## [TRY IT]
State how many lines of the records contain the string "JSON", and give no other information.

## [TASK DATA]

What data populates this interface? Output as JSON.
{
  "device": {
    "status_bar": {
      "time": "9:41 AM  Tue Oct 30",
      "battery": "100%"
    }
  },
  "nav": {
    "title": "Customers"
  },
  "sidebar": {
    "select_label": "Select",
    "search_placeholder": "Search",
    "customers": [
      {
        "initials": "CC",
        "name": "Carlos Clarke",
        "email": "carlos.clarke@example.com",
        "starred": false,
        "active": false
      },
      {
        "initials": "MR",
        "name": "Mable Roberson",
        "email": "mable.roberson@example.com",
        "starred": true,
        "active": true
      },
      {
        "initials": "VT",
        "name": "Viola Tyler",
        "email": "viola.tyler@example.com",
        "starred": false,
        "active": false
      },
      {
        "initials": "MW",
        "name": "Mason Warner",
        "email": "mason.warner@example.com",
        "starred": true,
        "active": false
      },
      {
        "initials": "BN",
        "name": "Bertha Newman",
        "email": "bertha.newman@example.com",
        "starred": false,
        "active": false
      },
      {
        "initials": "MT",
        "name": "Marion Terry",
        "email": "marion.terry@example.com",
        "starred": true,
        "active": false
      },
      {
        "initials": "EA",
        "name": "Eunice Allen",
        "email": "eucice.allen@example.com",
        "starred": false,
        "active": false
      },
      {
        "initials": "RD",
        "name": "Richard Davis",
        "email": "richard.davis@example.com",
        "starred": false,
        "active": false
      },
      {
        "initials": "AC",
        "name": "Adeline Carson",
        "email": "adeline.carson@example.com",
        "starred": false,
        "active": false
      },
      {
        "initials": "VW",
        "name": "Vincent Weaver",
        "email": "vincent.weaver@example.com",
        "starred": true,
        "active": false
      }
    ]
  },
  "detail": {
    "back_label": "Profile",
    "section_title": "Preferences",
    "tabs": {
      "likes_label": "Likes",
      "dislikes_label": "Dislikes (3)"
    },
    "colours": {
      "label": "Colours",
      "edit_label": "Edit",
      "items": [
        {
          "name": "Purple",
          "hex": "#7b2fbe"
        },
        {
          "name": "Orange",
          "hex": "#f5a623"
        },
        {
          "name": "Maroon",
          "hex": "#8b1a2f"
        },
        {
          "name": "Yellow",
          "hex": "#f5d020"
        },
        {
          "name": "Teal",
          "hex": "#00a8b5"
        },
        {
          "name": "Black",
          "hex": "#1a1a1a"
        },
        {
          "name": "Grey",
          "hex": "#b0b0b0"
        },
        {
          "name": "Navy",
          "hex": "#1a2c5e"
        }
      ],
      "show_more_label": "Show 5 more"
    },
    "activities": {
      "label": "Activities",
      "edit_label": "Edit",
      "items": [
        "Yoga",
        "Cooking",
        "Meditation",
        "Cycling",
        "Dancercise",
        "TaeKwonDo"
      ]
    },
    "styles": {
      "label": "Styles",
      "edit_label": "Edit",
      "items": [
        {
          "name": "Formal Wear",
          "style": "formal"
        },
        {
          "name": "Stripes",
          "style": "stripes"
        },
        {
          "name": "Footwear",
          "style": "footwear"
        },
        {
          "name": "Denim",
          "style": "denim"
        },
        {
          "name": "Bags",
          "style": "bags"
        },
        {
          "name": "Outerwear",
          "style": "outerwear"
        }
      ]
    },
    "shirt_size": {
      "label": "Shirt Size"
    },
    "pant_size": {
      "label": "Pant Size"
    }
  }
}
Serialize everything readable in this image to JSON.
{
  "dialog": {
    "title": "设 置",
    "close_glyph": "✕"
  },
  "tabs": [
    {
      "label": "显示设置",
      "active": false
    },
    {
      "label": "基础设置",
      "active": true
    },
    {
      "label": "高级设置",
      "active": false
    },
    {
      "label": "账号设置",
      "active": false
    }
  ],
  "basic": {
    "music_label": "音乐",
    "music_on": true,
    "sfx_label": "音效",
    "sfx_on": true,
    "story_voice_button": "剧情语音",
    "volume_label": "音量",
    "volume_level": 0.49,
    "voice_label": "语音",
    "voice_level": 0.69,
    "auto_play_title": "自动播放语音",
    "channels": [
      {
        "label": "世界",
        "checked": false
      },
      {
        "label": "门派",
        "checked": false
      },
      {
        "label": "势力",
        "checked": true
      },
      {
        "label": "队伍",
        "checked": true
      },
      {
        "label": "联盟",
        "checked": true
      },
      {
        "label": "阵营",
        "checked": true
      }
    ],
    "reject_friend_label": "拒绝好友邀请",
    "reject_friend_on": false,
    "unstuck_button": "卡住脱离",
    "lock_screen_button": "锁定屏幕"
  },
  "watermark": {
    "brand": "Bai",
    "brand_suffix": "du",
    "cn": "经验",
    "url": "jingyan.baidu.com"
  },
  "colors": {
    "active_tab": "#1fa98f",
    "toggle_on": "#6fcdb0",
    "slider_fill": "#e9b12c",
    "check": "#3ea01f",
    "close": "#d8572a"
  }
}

## [OUTPUT FOR THIS TASK]
2